Mandel’s next big success was his election last year as state treasurer. He collected over 2 million votes — more than any other statewide office seeker, with the exception of Rob Portman, a Republican who won an open Senate seat. Mandel hasn’t had much time to develop a record in this post, though his office has maintained Ohio’s credit ratings, published the salaries of all state employees, and cut its own operating costs. He likes to talk about how he canceled plant-watering contracts, saving taxpayers $2,000.
Although Mandel has never lost a political race, he will discover that the 59-year-old Brown presents a tough challenge. Brown won election to the Senate in 2006, forcing out Republican moderate Mike DeWine. It was his third statewide victory, following a pair of wins in the 1980s, when he was Ohio’s secretary of state. (He ran for a third term in 1990 and lost.) From 1993 until he became a senator, Brown served in Congress, representing the Cleveland area. Earlier this year, National Journal rated Brown as one of ten “most liberal” senators. He voted for Obamacare, but not before expressing disappointment that it didn’t go far enough.
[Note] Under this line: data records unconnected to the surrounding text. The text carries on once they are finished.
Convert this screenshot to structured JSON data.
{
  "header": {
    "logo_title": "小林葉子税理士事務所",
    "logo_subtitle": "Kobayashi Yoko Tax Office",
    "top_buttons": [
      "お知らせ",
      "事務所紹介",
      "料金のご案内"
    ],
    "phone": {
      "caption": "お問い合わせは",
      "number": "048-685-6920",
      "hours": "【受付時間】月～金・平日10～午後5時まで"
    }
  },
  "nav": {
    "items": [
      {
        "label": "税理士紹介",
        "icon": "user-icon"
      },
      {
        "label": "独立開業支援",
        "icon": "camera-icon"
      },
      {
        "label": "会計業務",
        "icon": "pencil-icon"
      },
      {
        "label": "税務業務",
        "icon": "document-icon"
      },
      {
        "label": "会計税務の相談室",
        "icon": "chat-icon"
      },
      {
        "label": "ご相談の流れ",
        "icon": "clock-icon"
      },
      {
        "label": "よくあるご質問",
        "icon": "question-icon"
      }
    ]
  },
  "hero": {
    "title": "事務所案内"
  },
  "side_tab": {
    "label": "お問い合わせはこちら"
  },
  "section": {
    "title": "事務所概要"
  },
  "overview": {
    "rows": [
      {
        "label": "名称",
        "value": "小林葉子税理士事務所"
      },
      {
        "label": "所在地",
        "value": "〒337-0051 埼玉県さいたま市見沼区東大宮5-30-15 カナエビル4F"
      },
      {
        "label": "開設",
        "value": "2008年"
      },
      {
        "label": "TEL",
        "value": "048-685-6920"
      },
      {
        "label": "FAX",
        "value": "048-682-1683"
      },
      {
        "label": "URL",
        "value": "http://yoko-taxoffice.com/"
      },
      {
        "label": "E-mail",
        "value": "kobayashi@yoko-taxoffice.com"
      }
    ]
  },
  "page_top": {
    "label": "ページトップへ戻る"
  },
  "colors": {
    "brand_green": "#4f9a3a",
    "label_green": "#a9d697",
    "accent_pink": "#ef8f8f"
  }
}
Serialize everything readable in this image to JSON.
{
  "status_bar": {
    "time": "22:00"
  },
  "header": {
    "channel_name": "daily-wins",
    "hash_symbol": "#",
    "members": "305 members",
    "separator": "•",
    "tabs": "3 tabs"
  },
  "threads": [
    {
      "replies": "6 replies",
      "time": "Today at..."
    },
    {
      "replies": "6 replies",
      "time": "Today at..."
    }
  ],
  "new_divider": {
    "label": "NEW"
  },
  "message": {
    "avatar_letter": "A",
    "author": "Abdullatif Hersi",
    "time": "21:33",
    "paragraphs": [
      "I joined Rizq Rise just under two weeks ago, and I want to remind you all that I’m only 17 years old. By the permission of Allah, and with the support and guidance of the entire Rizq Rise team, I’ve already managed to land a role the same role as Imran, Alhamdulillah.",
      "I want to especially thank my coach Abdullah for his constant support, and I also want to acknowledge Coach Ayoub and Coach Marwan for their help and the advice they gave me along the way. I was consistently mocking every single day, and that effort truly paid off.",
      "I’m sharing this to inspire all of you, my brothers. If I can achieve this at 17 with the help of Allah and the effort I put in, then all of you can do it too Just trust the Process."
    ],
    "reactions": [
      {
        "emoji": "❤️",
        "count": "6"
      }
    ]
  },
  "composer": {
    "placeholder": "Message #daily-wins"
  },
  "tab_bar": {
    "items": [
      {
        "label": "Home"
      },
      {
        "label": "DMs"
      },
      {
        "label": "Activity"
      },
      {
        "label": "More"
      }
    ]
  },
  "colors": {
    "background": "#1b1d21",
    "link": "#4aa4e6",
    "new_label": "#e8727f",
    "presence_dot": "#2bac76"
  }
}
He also supported stimulus spending and the Environmental Protection Agency’s bid to regulate greenhouse gases. “Brown is seasoned and he works really hard,” says Greg Lashutka, a former Republican mayor of Columbus and a Mandel supporter. “This will be a close race.”